Ileana Stigliani - design thinking
“I teach managers, aspiring managers and entrepreneurs to solve business issues and find entrepreneurial opportunities by applying the design process,” says Dr Ileana Stigliani, Assistant Professor of Design and Innovation at Imperial College Business School. “This is called ‘design thinking’ and it’s a way to problem-solve that is more empathetic and innovative.”
Design techniques – researching a problem, coming up with ideas, prototyping and testing – are no longer used only for creating new objects. Now, they are employed to create successful customer-focused solutions by companies like Airbnb, Citi Bank and Barclays Bank.
But, they can also be applied to large and complex problems such as how we can cope with an aging population or adapt to climate change. Dr Stigliani continues: “It’s an approach that helps to solve what are called ‘wicked problems’ because they are complex, with lots of stakeholders involved, sometimes with little data, and often very ambiguous.
“Importantly it doesn’t assume that a solution already exists. It’s focused on identifying what the right problem is, before thinking of possible solutions of how to solve that problem.”
In her teaching, Dr Stigliani uses minimal lecturing to outline the main methodologies and the benefits they bring. She relies more on workshops where teams collaborate on a problem, often one they have chosen themselves. For example, students have looked at redefining the cycling experience for people in London and how loneliness in the elderly can be addressed.
They are discouraged from using traditional market research tools, such as online surveys, but encouraged to observe, engage and interview people: “I teach my students to start with empathising with the people who are experiencing the problem, the people who they are designing something for.
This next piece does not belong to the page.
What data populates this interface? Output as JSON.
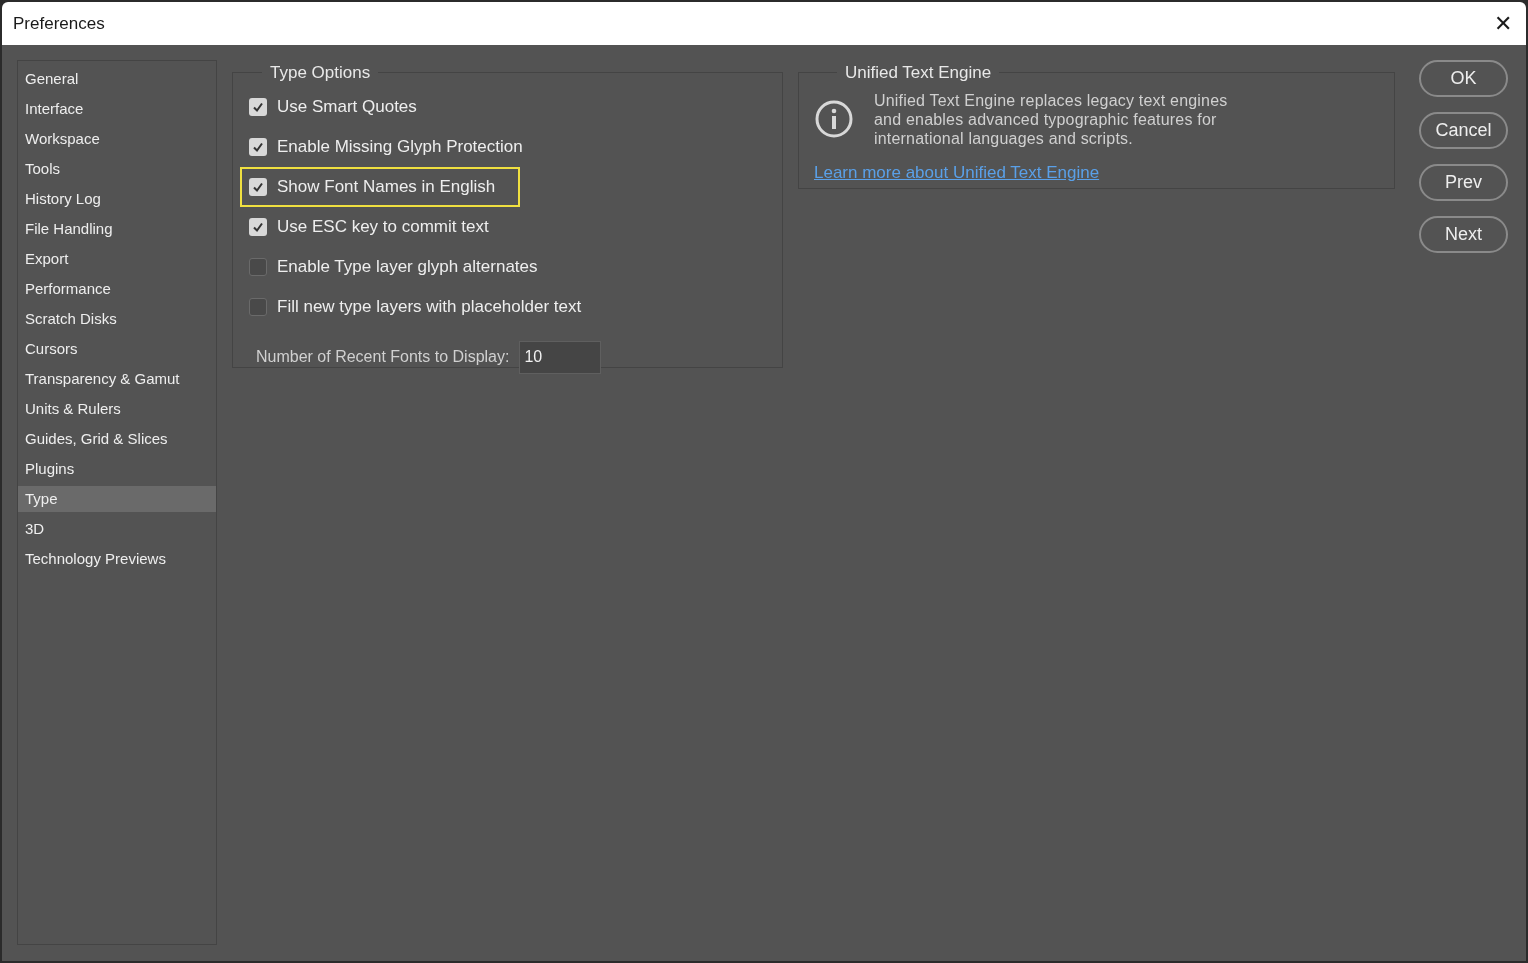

It’s not about asking what they want but it’s going much deeper and identifying what determines their behaviours.
“Personally her course had an enormous impact on my professional development. I started working for one of the largest pharmaceutical companies, an industry where patient-centric design is not a choice anymore, it is a must. Design thinking is allowing me to make remarkable changes in my work and in making an impact in my company.”
“Empathy is very important in today’s world and it will become the differentiator between human beings and machines as we move towards an era more dominated by artificial intelligence. You don’t teach empathy in a traditional way but you have students engage in activities and exercises aimed at stimulating empathy.
“Some people certainly find it more difficult than others, but then there’s always a realisation of how much you can learn just by putting yourself in someone else’s shoes.”
One group of students did just this when they met with elderly people attending a digital skills session at a local community centre. Using a design thinking approach, they discovered that a key roadblock was the difficulty of getting an internet account at home. So the solution was not necessarily just to offer lessons on how to use WhatsApp or Skype, it was also to make signing up for an internet service easier.
Following the discovery and synthesis phases, students go on to the design and implementation phases. This means they develop a possible solution that they can prototype and test, and then use feedback to make refinements.
“In their broader entrepreneurship journey, students have to create a start-up. If they want they can use the outcome of the design thinking module as the starting point and, in some cases, the projects have turned into businesses.” One group who have continued with their design thinking project are now working on a business called Coillection. It aims to solve the problem of improper disposal of kitchen oil and fat by connecting oil collectors with households.
Practical work is complemented by guest speakers from industry, including Business School alumni Tom Gray from innovation consultancy Fahrenheit 212 and Anish Joshi, Head of Design and Innovation at Shell. “Students realise they can take this into a career, for example a couple of recent MBA graduates have set up a consulting company, combining design thinking and strategy called ‘Think Plan Thrive’, and they are doing amazing work.”
Assessment is on a final presentation as well as a project process journal, which explains how each student approached the challenge from beginning to end: “This is not simply a report, it includes self-reflections about what they could have done differently.” They are also judged on participation by their peers and by Dr Stigliani. “More than the outcome per se, I’m interested in commitment and engagement,” she says.
“I look at whether they really understood what design thinking is and if they applied the tools and methods competently and appropriately. But I also look at whether they were able to self-correct themselves, because this is an iterative process.”
Dr Stigliani concludes: “We’re in an era of innovation, so we need to innovate and disrupt. But there’s no innovation without experimentation, and experimentation sometimes comes with failure. The good thing about design thinking is that failure becomes a learning opportunity.”